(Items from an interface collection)
------

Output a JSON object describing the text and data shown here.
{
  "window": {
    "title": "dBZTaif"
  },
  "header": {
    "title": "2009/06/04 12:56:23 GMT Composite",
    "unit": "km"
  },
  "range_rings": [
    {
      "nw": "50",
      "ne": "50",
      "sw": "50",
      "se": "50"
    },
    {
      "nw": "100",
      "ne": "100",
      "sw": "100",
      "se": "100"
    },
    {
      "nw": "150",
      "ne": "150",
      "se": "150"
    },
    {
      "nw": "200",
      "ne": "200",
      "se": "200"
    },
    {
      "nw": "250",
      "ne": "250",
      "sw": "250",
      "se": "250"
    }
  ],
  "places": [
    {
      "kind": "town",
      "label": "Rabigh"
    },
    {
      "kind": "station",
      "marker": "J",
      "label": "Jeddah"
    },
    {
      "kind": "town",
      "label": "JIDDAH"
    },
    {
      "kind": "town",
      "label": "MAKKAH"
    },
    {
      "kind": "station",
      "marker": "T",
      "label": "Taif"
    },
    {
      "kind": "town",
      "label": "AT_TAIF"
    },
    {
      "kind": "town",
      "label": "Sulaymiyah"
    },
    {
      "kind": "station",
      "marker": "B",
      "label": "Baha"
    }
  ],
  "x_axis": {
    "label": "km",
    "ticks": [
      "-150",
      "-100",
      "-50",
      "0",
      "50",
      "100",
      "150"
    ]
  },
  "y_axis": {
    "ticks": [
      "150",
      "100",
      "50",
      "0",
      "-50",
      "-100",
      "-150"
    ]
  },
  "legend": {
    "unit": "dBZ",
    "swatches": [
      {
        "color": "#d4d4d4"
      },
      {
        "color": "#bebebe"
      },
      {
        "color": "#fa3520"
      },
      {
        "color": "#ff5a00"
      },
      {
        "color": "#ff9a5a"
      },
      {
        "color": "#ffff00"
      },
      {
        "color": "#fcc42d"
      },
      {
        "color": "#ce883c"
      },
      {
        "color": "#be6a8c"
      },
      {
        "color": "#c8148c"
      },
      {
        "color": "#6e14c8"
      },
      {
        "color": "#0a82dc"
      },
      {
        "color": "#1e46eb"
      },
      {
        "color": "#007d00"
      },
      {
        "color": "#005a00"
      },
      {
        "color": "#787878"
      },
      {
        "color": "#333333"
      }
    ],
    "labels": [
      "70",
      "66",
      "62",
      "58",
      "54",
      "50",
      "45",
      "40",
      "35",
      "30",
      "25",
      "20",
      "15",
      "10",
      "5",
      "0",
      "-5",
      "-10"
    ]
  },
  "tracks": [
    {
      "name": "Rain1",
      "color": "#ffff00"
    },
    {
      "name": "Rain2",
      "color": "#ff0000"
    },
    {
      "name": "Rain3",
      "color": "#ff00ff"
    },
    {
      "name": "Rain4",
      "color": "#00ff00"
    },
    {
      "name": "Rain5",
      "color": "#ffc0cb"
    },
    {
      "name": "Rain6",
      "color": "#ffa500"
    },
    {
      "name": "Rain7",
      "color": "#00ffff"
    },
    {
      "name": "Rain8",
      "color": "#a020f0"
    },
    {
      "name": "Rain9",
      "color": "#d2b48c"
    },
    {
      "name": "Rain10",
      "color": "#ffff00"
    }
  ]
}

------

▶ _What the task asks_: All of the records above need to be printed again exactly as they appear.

▶ _Exercise result_:
Output a JSON object describing the text and data shown here.
{
  "window": {
    "title": "dBZTaif"
  },
  "header": {
    "title": "2009/06/04 12:56:23 GMT Composite",
    "unit": "km"
  },
  "range_rings": [
    {
      "nw": "50",
      "ne": "50",
      "sw": "50",
      "se": "50"
    },
    {
      "nw": "100",
      "ne": "100",
      "sw": "100",
      "se": "100"
    },
    {
      "nw": "150",
      "ne": "150",
      "se": "150"
    },
    {
      "nw": "200",
      "ne": "200",
      "se": "200"
    },
    {
      "nw": "250",
      "ne": "250",
      "sw": "250",
      "se": "250"
    }
  ],
  "places": [
    {
      "kind": "town",
      "label": "Rabigh"
    },
    {
      "kind": "station",
      "marker": "J",
      "label": "Jeddah"
    },
    {
      "kind": "town",
      "label": "JIDDAH"
    },
    {
      "kind": "town",
      "label": "MAKKAH"
    },
    {
      "kind": "station",
      "marker": "T",
      "label": "Taif"
    },
    {
      "kind": "town",
      "label": "AT_TAIF"
    },
    {
      "kind": "town",
      "label": "Sulaymiyah"
    },
    {
      "kind": "station",
      "marker": "B",
      "label": "Baha"
    }
  ],
  "x_axis": {
    "label": "km",
    "ticks": [
      "-150",
      "-100",
      "-50",
      "0",
      "50",
      "100",
      "150"
    ]
  },
  "y_axis": {
    "ticks": [
      "150",
      "100",
      "50",
      "0",
      "-50",
      "-100",
      "-150"
    ]
  },
  "legend": {
    "unit": "dBZ",
    "swatches": [
      {
        "color": "#d4d4d4"
      },
      {
        "color": "#bebebe"
      },
      {
        "color": "#fa3520"
      },
      {
        "color": "#ff5a00"
      },
      {
        "color": "#ff9a5a"
      },
      {
        "color": "#ffff00"
      },
      {
        "color": "#fcc42d"
      },
      {
        "color": "#ce883c"
      },
      {
        "color": "#be6a8c"
      },
      {
        "color": "#c8148c"
      },
      {
        "color": "#6e14c8"
      },
      {
        "color": "#0a82dc"
      },
      {
        "color": "#1e46eb"
      },
      {
        "color": "#007d00"
      },
      {
        "color": "#005a00"
      },
      {
        "color": "#787878"
      },
      {
        "color": "#333333"
      }
    ],
    "labels": [
      "70",
      "66",
      "62",
      "58",
      "54",
      "50",
      "45",
      "40",
      "35",
      "30",
      "25",
      "20",
      "15",
      "10",
      "5",
      "0",
      "-5",
      "-10"
    ]
  },
  "tracks": [
    {
      "name": "Rain1",
      "color": "#ffff00"
    },
    {
      "name": "Rain2",
      "color": "#ff0000"
    },
    {
      "name": "Rain3",
      "color": "#ff00ff"
    },
    {
      "name": "Rain4",
      "color": "#00ff00"
    },
    {
      "name": "Rain5",
      "color": "#ffc0cb"
    },
    {
      "name": "Rain6",
      "color": "#ffa500"
    },
    {
      "name": "Rain7",
      "color": "#00ffff"
    },
    {
      "name": "Rain8",
      "color": "#a020f0"
    },
    {
      "name": "Rain9",
      "color": "#d2b48c"
    },
    {
      "name": "Rain10",
      "color": "#ffff00"
    }
  ]
}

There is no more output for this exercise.